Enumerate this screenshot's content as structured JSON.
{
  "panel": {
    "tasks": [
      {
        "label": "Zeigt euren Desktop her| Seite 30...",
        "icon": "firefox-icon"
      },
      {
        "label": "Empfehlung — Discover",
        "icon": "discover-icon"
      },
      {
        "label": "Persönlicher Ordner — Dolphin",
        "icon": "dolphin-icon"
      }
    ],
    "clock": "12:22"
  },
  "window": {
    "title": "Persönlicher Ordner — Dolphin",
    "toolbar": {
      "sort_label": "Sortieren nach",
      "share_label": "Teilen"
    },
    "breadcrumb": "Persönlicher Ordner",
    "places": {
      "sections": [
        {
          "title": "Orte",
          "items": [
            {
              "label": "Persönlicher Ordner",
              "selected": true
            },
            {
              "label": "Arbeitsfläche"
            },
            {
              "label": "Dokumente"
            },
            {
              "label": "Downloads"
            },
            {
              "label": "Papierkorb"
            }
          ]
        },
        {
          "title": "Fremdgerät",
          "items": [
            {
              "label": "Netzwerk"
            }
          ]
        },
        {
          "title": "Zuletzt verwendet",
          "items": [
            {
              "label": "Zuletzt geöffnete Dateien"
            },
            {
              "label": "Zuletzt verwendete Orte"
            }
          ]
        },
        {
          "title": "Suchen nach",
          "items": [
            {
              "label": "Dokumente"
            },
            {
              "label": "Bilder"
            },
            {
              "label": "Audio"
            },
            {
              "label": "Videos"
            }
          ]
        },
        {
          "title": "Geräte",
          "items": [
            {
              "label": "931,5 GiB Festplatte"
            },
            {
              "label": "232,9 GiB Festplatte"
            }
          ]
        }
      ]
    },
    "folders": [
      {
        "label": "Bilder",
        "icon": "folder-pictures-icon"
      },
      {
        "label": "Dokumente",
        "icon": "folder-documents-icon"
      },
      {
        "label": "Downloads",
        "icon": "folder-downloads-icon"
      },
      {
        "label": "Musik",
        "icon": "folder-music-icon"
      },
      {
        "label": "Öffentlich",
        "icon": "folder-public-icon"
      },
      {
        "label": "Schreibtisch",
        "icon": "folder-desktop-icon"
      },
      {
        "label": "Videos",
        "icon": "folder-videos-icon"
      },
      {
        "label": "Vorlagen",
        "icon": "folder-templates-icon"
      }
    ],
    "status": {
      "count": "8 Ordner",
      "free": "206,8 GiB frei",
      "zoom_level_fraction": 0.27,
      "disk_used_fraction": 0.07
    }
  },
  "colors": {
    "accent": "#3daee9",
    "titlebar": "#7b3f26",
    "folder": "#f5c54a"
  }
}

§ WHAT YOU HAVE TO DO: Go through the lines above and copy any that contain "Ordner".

§ EXPECTED OUTPUT:
        "label": "Persönlicher Ordner — Dolphin",
    "title": "Persönlicher Ordner — Dolphin",
    "breadcrumb": "Persönlicher Ordner",
              "label": "Persönlicher Ordner",
      "count": "8 Ordner",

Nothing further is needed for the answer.